Are you striving to be a high-impact technologist?
Instead of teaching you frameworks of technologies you could easily learn about yourself, we focus on deep topics in computer science and software engineering rarely taught outside of top universities.
Courses are structured as short modules that can be taken individually to accelerate an area of study, or combined for a more comprehensive computer science curriculum. Classes run on evenings and weekends.
Small tutorials are combined with programming exercises, textbook study and paper reading to maximize effectiveness, and all instructors are highly experienced teachers and engineers.

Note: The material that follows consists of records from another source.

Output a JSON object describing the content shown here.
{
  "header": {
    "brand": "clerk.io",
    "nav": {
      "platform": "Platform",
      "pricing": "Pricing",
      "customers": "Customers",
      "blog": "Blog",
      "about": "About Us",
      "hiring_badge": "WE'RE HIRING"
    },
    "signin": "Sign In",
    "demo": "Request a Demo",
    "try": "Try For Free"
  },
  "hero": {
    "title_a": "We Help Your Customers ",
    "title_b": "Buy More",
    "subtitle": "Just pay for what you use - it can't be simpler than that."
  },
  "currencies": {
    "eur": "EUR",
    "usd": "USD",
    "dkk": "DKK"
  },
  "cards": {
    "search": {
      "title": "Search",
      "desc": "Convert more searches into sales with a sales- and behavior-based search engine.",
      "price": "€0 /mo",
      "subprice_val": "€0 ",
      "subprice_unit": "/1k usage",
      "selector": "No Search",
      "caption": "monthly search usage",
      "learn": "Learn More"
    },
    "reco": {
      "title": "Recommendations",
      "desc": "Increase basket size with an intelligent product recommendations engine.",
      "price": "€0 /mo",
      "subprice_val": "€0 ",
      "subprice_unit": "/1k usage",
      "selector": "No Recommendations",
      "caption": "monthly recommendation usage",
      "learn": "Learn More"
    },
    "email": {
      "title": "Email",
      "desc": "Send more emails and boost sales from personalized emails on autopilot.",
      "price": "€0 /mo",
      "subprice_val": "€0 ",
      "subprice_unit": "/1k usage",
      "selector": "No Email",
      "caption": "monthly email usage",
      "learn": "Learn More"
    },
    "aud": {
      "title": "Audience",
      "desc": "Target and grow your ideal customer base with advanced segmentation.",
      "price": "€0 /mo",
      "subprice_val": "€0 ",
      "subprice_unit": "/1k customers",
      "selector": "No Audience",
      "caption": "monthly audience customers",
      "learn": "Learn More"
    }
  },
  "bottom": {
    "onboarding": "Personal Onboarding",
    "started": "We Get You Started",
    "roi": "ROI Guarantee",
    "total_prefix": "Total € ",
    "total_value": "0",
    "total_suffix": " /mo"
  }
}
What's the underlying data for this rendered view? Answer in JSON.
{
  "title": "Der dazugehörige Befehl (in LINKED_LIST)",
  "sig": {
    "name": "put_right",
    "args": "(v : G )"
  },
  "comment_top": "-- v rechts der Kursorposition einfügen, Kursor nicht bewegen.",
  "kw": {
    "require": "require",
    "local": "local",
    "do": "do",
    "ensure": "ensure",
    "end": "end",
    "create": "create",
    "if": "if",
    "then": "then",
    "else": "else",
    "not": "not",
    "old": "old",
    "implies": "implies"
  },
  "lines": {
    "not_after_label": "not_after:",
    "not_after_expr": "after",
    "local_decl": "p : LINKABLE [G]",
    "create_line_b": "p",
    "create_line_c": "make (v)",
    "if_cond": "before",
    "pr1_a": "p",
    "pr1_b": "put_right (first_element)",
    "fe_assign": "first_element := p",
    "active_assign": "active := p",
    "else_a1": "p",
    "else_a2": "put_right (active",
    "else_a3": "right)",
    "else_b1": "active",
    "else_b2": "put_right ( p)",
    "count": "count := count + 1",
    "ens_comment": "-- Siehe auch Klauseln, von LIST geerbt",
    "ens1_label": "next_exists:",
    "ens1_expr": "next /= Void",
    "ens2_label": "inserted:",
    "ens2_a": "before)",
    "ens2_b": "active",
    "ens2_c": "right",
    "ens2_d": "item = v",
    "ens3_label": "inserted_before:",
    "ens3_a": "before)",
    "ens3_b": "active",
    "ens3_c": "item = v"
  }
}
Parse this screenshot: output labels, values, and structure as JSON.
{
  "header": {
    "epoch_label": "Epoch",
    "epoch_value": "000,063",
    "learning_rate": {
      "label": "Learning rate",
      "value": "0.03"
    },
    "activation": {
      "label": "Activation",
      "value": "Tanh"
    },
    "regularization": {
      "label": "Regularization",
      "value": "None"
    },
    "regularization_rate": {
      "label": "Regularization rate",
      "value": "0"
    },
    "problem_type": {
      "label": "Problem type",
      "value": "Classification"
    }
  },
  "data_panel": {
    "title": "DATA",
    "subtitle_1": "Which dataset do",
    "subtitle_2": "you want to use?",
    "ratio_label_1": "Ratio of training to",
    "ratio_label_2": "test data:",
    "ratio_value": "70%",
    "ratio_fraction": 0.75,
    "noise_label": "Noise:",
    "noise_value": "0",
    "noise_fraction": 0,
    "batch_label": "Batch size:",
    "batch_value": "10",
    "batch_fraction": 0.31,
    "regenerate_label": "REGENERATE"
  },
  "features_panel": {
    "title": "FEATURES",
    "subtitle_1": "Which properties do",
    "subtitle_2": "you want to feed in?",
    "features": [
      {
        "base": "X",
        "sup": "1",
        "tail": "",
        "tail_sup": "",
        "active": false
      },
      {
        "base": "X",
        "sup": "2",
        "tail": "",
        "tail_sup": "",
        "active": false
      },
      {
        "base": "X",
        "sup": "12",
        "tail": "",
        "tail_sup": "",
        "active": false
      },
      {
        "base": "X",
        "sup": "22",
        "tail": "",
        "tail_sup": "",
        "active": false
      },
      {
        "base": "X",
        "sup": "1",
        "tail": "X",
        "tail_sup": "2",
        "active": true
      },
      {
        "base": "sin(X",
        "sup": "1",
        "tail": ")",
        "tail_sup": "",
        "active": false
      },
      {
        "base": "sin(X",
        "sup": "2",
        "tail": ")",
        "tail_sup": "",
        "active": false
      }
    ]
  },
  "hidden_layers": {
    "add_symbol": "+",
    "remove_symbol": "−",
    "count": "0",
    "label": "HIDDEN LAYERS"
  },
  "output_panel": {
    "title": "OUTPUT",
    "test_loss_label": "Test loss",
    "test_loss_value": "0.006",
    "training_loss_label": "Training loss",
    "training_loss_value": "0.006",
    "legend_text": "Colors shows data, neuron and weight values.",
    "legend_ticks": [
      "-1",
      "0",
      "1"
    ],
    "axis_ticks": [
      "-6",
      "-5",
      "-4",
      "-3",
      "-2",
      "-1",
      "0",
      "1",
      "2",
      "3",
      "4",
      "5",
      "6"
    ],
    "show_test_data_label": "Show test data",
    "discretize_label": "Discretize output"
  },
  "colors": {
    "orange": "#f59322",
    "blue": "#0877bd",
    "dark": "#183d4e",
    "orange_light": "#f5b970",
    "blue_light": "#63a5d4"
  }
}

Average code is letting us down, and the stakes have never been higher: bits are replacing atoms, algorithms are attaining agency, and “infrastructure” is coming to mean cloud services, not roads and railways. Within the next few years, algorithms will be driving our cars and defining our virtual worlds.
Yet while the impact of technology is increasing, we are suffering a crisis of quality. Over 50,000 new software developers enter the industry every year, but only a small fraction are on a path toward excellence. Few will produce lasting, high quality software.
At Bradfield we strive to close this gap by helping software developers become high impact engineers. By focusing on foundational computer science disciplines like operating systems, computer architecture and databases, we prepare our graduates to produce high quality software in the short term and breakthrough technologies in the long term.
I hope you will join us.
President and lead instructor
5:00pm-6:30pm PT Mon/Thu
13 Sep - 21 Oct
Location: Live online
5:00pm-6:30pm PT Tue/Fri
14 Sep - 22 Oct
Location: Live online
For new courses, as well as the best resources and tech news that matters, subscribe to our weekly newsletter Bradfield Beeps.
Meet the instructors
Oz is the lead instructor at Bradfield, and most frequently teaches Algorithms and Data Structures, Computer Architecture, Databases, Operating Systems and Distributed Systems. Prior to co-founding Bradfield, he worked for a decade as a software engineer and engineering manager, including as CTO and Co-founder of Topguest (acquired by Switchfly) and Vida.com.
Elliott has been an instructor and course developer at Bradfield since 2018. Previously he was a senior engineer at Dropbox, where he worked on distributed systems for storage and retrieval. In addition, he has experience as a mentor for the Google Summer of Code and a section leader for Stanford's introductory computer science course.
Tom is a software engineer at Dropbox, prior to which he was the first facilitator at Recurse Center, a programming workshop for experienced programmers. For four years he helped participants learn new programming languages, build fancy terminal UIs and discover concurrent network programming, which resulted in a lot of BitTorrent clients being built.
Tom Alcorn graduated from MIT with a degree in mathematics and now works as a software engineer at Join, developing a next generation query language for building data. Previously he worked at Flux.io and Everquote. He teaches the Mathematics for Computing course at Bradfield and has particular interests in machine learning and motorcycles.
The areas of technology that are worth learning and spending time on, in our opinion.
How to avoid the hype and make appropriate technology choices given your company’s size and needs.
Why you should understand languages and compilers generally, rather the details of any one.
What we lose as we spend more time with high-level languages, and why we shouldn’t neglect C.
Our microsite listing the best resources and focus areas for those wishing to teach themselves computer science.Explore
If you are a strong programmer but strive to do more challenging and rewarding work, then Bradfield is here to serve you. We feel that it’s relatively easy to teach yourself a new language or technology, so we focus on the challenging computer science concepts that will make you a significantly better engineer, but that are hard to learn without some instruction and a supportive environment. As far as we know, we are the only institution that does this outside of a university environment.
We conduct highly interactive tutorial style classes of 12-15 students, combining question-and-answer style teaching with hands on problem solving. Before the class, your instructor will ask you to watch a video lecture or read a textbook section or paper. Instead of repeating the lecture in class, we will probe your understanding and consolidate your knowledge.
Many of our courses will involve a major project (like writing an interpreter or database system) or a series of minor projects (like adding features to an operating system, writing a load balancer or re-deriving TCP) and your instructor will help you extend your understanding to these and other applications.
For any given course, classes run twice per week for 4-6 weeks. We also suggest an hour of preparation per hour of class, and are able to provide more prework and homework for those who have the capacity.
The top computer science departments in the US have done an excellent job of identifying the lasting ideas in computer science that every practitioner should learn. Unfortunately, the conventional university format—lectures and exams, spread over four years—does not suit everybody. Relative to a university, our own offering covers many of the same big ideas and foundational topics, but in a radically different format.
By using online courseware to provide the equivalent of lectures, the in-person portion can be dedicated to deepening understanding. By limiting courses to strong programmers, keeping classes small, and eliminating excessively theoretical content as well as exams and graded assignments, we are able to cover a comparable amount of content in an expedited manner.